» Activity
Copy every entry in the listing below exactly, but not the pictures.

» Entries supplied
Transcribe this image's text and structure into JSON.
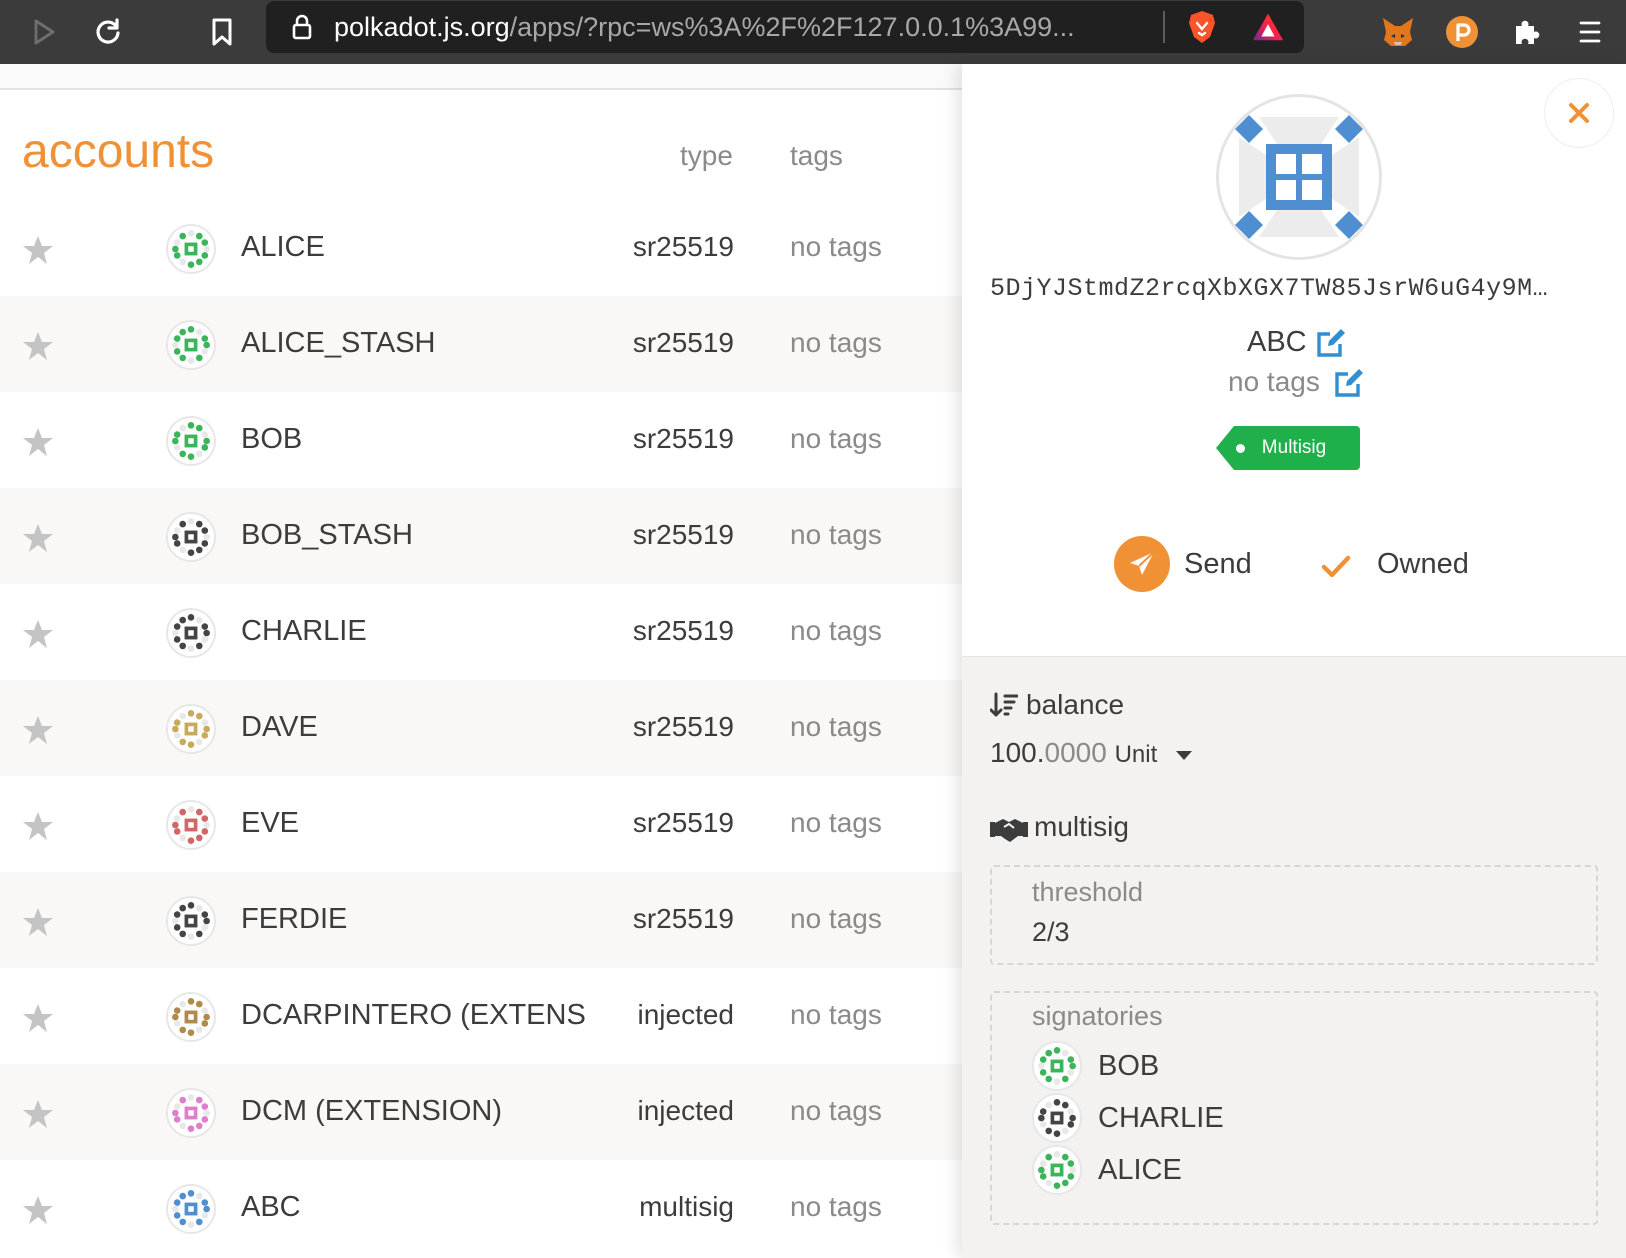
{
  "browser": {
    "url_host": "polkadot.js.org",
    "url_path": "/apps/?rpc=ws%3A%2F%2F127.0.0.1%3A99..."
  },
  "accounts": {
    "heading": "accounts",
    "columns": {
      "type": "type",
      "tags": "tags"
    },
    "rows": [
      {
        "name": "ALICE",
        "type": "sr25519",
        "tags": "no tags",
        "icon": "alice-identicon",
        "color": "#3bb55a"
      },
      {
        "name": "ALICE_STASH",
        "type": "sr25519",
        "tags": "no tags",
        "icon": "alice-stash-identicon",
        "color": "#3bb55a"
      },
      {
        "name": "BOB",
        "type": "sr25519",
        "tags": "no tags",
        "icon": "bob-identicon",
        "color": "#3bb55a"
      },
      {
        "name": "BOB_STASH",
        "type": "sr25519",
        "tags": "no tags",
        "icon": "bob-stash-identicon",
        "color": "#444444"
      },
      {
        "name": "CHARLIE",
        "type": "sr25519",
        "tags": "no tags",
        "icon": "charlie-identicon",
        "color": "#444444"
      },
      {
        "name": "DAVE",
        "type": "sr25519",
        "tags": "no tags",
        "icon": "dave-identicon",
        "color": "#c9a95b"
      },
      {
        "name": "EVE",
        "type": "sr25519",
        "tags": "no tags",
        "icon": "eve-identicon",
        "color": "#d26565"
      },
      {
        "name": "FERDIE",
        "type": "sr25519",
        "tags": "no tags",
        "icon": "ferdie-identicon",
        "color": "#444444"
      },
      {
        "name": "DCARPINTERO (EXTENS",
        "type": "injected",
        "tags": "no tags",
        "icon": "dcarpintero-identicon",
        "color": "#b08a4a"
      },
      {
        "name": "DCM (EXTENSION)",
        "type": "injected",
        "tags": "no tags",
        "icon": "dcm-identicon",
        "color": "#e07fc9"
      },
      {
        "name": "ABC",
        "type": "multisig",
        "tags": "no tags",
        "icon": "abc-identicon",
        "color": "#4f8fd1"
      }
    ]
  },
  "sidebar": {
    "address": "5DjYJStmdZ2rcqXbXGX7TW85JsrW6uG4y9M…",
    "name": "ABC",
    "tags": "no tags",
    "badge": "Multisig",
    "send_label": "Send",
    "owned_label": "Owned",
    "balance": {
      "title": "balance",
      "whole": "100.",
      "decimals": "0000",
      "unit": "Unit"
    },
    "multisig": {
      "title": "multisig",
      "threshold_label": "threshold",
      "threshold_value": "2/3",
      "signatories_label": "signatories",
      "signatories": [
        {
          "name": "BOB",
          "icon": "bob-identicon",
          "color": "#3bb55a"
        },
        {
          "name": "CHARLIE",
          "icon": "charlie-identicon",
          "color": "#444444"
        },
        {
          "name": "ALICE",
          "icon": "alice-identicon",
          "color": "#3bb55a"
        }
      ]
    }
  },
  "colors": {
    "accent": "#f19135",
    "badge_green": "#20b04b",
    "edit_blue": "#2f8fd1"
  }
}
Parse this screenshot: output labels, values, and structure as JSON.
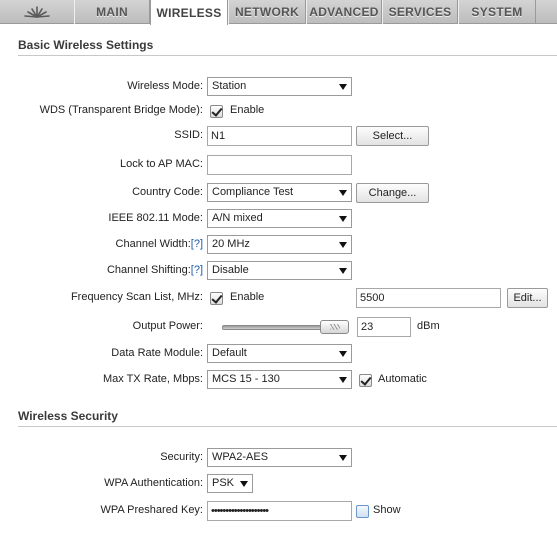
{
  "nav": {
    "logo_icon": "ubiquiti-logo-icon",
    "tabs": [
      {
        "label": "MAIN"
      },
      {
        "label": "WIRELESS",
        "active": true
      },
      {
        "label": "NETWORK"
      },
      {
        "label": "ADVANCED"
      },
      {
        "label": "SERVICES"
      },
      {
        "label": "SYSTEM"
      }
    ]
  },
  "basic": {
    "title": "Basic Wireless Settings",
    "wireless_mode": {
      "label": "Wireless Mode:",
      "value": "Station"
    },
    "wds": {
      "label": "WDS (Transparent Bridge Mode):",
      "checked": true,
      "text": "Enable"
    },
    "ssid": {
      "label": "SSID:",
      "value": "N1",
      "button": "Select..."
    },
    "lock_ap_mac": {
      "label": "Lock to AP MAC:",
      "value": ""
    },
    "country_code": {
      "label": "Country Code:",
      "value": "Compliance Test",
      "button": "Change..."
    },
    "ieee_mode": {
      "label": "IEEE 802.11 Mode:",
      "value": "A/N mixed"
    },
    "channel_width": {
      "label": "Channel Width:",
      "help": "[?]",
      "value": "20 MHz"
    },
    "channel_shifting": {
      "label": "Channel Shifting:",
      "help": "[?]",
      "value": "Disable"
    },
    "freq_scan": {
      "label": "Frequency Scan List, MHz:",
      "checked": true,
      "text": "Enable",
      "value": "5500",
      "button": "Edit..."
    },
    "output_power": {
      "label": "Output Power:",
      "value": "23",
      "unit": "dBm",
      "slider_fraction": 0.9
    },
    "data_rate_module": {
      "label": "Data Rate Module:",
      "value": "Default"
    },
    "max_tx_rate": {
      "label": "Max TX Rate, Mbps:",
      "value": "MCS 15 - 130",
      "auto_checked": true,
      "auto_text": "Automatic"
    }
  },
  "security": {
    "title": "Wireless Security",
    "security": {
      "label": "Security:",
      "value": "WPA2-AES"
    },
    "wpa_auth": {
      "label": "WPA Authentication:",
      "value": "PSK"
    },
    "wpa_key": {
      "label": "WPA Preshared Key:",
      "value": "••••••••••••••••••••",
      "show_checked": false,
      "show_text": "Show"
    }
  }
}
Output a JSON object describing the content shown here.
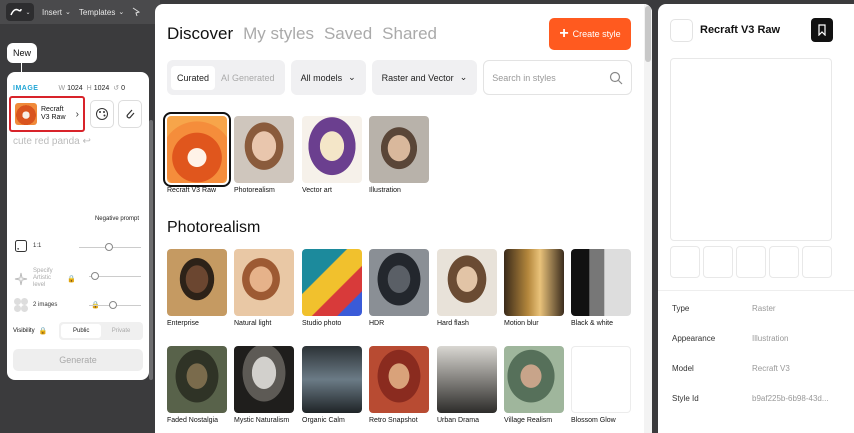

» Output for this exercise
Transcribe this image's text and structure into JSON.
{
  "browser": {
    "url_host": "polkadot.js.org",
    "url_path": "/apps/?rpc=ws%3A%2F%2F127.0.0.1%3A99..."
  },
  "accounts": {
    "heading": "accounts",
    "columns": {
      "type": "type",
      "tags": "tags"
    },
    "rows": [
      {
        "name": "ALICE",
        "type": "sr25519",
        "tags": "no tags",
        "icon": "alice-identicon",
        "color": "#3bb55a"
      },
      {
        "name": "ALICE_STASH",
        "type": "sr25519",
        "tags": "no tags",
        "icon": "alice-stash-identicon",
        "color": "#3bb55a"
      },
      {
        "name": "BOB",
        "type": "sr25519",
        "tags": "no tags",
        "icon": "bob-identicon",
        "color": "#3bb55a"
      },
      {
        "name": "BOB_STASH",
        "type": "sr25519",
        "tags": "no tags",
        "icon": "bob-stash-identicon",
        "color": "#444444"
      },
      {
        "name": "CHARLIE",
        "type": "sr25519",
        "tags": "no tags",
        "icon": "charlie-identicon",
        "color": "#444444"
      },
      {
        "name": "DAVE",
        "type": "sr25519",
        "tags": "no tags",
        "icon": "dave-identicon",
        "color": "#c9a95b"
      },
      {
        "name": "EVE",
        "type": "sr25519",
        "tags": "no tags",
        "icon": "eve-identicon",
        "color": "#d26565"
      },
      {
        "name": "FERDIE",
        "type": "sr25519",
        "tags": "no tags",
        "icon": "ferdie-identicon",
        "color": "#444444"
      },
      {
        "name": "DCARPINTERO (EXTENS",
        "type": "injected",
        "tags": "no tags",
        "icon": "dcarpintero-identicon",
        "color": "#b08a4a"
      },
      {
        "name": "DCM (EXTENSION)",
        "type": "injected",
        "tags": "no tags",
        "icon": "dcm-identicon",
        "color": "#e07fc9"
      },
      {
        "name": "ABC",
        "type": "multisig",
        "tags": "no tags",
        "icon": "abc-identicon",
        "color": "#4f8fd1"
      }
    ]
  },
  "sidebar": {
    "address": "5DjYJStmdZ2rcqXbXGX7TW85JsrW6uG4y9M…",
    "name": "ABC",
    "tags": "no tags",
    "badge": "Multisig",
    "send_label": "Send",
    "owned_label": "Owned",
    "balance": {
      "title": "balance",
      "whole": "100.",
      "decimals": "0000",
      "unit": "Unit"
    },
    "multisig": {
      "title": "multisig",
      "threshold_label": "threshold",
      "threshold_value": "2/3",
      "signatories_label": "signatories",
      "signatories": [
        {
          "name": "BOB",
          "icon": "bob-identicon",
          "color": "#3bb55a"
        },
        {
          "name": "CHARLIE",
          "icon": "charlie-identicon",
          "color": "#444444"
        },
        {
          "name": "ALICE",
          "icon": "alice-identicon",
          "color": "#3bb55a"
        }
      ]
    }
  },
  "colors": {
    "accent": "#f19135",
    "badge_green": "#20b04b",
    "edit_blue": "#2f8fd1"
  }
}
Parse this screenshot: output labels, values, and structure as JSON.
{
  "nav": {
    "logo_icon": "ubiquiti-logo-icon",
    "tabs": [
      {
        "label": "MAIN"
      },
      {
        "label": "WIRELESS",
        "active": true
      },
      {
        "label": "NETWORK"
      },
      {
        "label": "ADVANCED"
      },
      {
        "label": "SERVICES"
      },
      {
        "label": "SYSTEM"
      }
    ]
  },
  "basic": {
    "title": "Basic Wireless Settings",
    "wireless_mode": {
      "label": "Wireless Mode:",
      "value": "Station"
    },
    "wds": {
      "label": "WDS (Transparent Bridge Mode):",
      "checked": true,
      "text": "Enable"
    },
    "ssid": {
      "label": "SSID:",
      "value": "N1",
      "button": "Select..."
    },
    "lock_ap_mac": {
      "label": "Lock to AP MAC:",
      "value": ""
    },
    "country_code": {
      "label": "Country Code:",
      "value": "Compliance Test",
      "button": "Change..."
    },
    "ieee_mode": {
      "label": "IEEE 802.11 Mode:",
      "value": "A/N mixed"
    },
    "channel_width": {
      "label": "Channel Width:",
      "help": "[?]",
      "value": "20 MHz"
    },
    "channel_shifting": {
      "label": "Channel Shifting:",
      "help": "[?]",
      "value": "Disable"
    },
    "freq_scan": {
      "label": "Frequency Scan List, MHz:",
      "checked": true,
      "text": "Enable",
      "value": "5500",
      "button": "Edit..."
    },
    "output_power": {
      "label": "Output Power:",
      "value": "23",
      "unit": "dBm",
      "slider_fraction": 0.9
    },
    "data_rate_module": {
      "label": "Data Rate Module:",
      "value": "Default"
    },
    "max_tx_rate": {
      "label": "Max TX Rate, Mbps:",
      "value": "MCS 15 - 130",
      "auto_checked": true,
      "auto_text": "Automatic"
    }
  },
  "security": {
    "title": "Wireless Security",
    "security": {
      "label": "Security:",
      "value": "WPA2-AES"
    },
    "wpa_auth": {
      "label": "WPA Authentication:",
      "value": "PSK"
    },
    "wpa_key": {
      "label": "WPA Preshared Key:",
      "value": "••••••••••••••••••••",
      "show_checked": false,
      "show_text": "Show"
    }
  }
}
Output a JSON object describing the content shown here.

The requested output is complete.